In part we observe a set of foreshocks with increasing waveform similarity during the hours before the Mw4.2 earthquake that show a similar behavior as foreshocks repeatedly observed during laboratory rock deformation test and more recently before large plate-bounding earthquakes.

The exact locations of the events discussed here could not be fully constrained since their magnitudes were too small for them to be registered at the regional surface-networks or the other operational GONAF stations. The lack of even more sensitive or nearer stations precluded testing, for example, the inverse Omori law for foreshocks35, where the rate of earthquakes before a mainshock increases according to a power law. The same applies for both (1) a decrease in b-values, as posited for near-offset events preceding a mainshock and (2) for the migration of foreshocks toward the mainshock.

Well-documented field evidence for foreshock behavior in nature is still sparse. Our example is one of only a few field-based observations of much smaller, near-hypocenter seismicity preceding a mainshock. Consequently, there are a number of explanations for the relationship of foreshock to mainshocks. These include, for example, the controversial cascade model where earthquakes trigger aftershocks larger than themselves5,36. Foreshock laws are partly still seen as statistical in nature, observable when averaging over a large number of sequences, but not systematically for every event35.
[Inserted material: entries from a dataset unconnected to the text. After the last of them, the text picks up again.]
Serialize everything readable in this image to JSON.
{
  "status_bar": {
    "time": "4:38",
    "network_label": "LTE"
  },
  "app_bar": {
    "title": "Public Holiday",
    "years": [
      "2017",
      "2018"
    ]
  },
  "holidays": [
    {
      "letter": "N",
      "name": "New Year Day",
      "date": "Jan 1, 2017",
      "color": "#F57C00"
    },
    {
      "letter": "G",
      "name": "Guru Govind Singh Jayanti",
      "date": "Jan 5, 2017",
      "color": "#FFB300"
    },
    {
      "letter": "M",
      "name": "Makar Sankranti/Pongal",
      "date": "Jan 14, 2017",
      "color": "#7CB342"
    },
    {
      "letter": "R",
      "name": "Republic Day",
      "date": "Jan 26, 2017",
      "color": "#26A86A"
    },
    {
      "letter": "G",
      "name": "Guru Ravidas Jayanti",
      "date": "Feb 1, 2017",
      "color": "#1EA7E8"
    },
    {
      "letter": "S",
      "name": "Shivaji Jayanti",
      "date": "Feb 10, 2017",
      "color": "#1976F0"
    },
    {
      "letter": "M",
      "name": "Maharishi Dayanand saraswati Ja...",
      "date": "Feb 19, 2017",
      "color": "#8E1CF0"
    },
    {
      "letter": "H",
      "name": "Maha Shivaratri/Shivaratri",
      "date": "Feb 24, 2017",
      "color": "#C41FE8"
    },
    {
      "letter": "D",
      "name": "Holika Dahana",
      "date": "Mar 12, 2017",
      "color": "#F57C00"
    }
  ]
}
In this light, the progress in monitoring instrumentation and its operation in a seismically active region that is discussed here may hold promise for hazard and risk reduction. Going underground with seismic monitoring, as it were, can work even in highly urbanized areas. Adding to this technology the sort of analysis methods we present here can contribute towards refining operational earthquake forecasting, even perhaps helping plan activities such as critical evacuations37,38,39.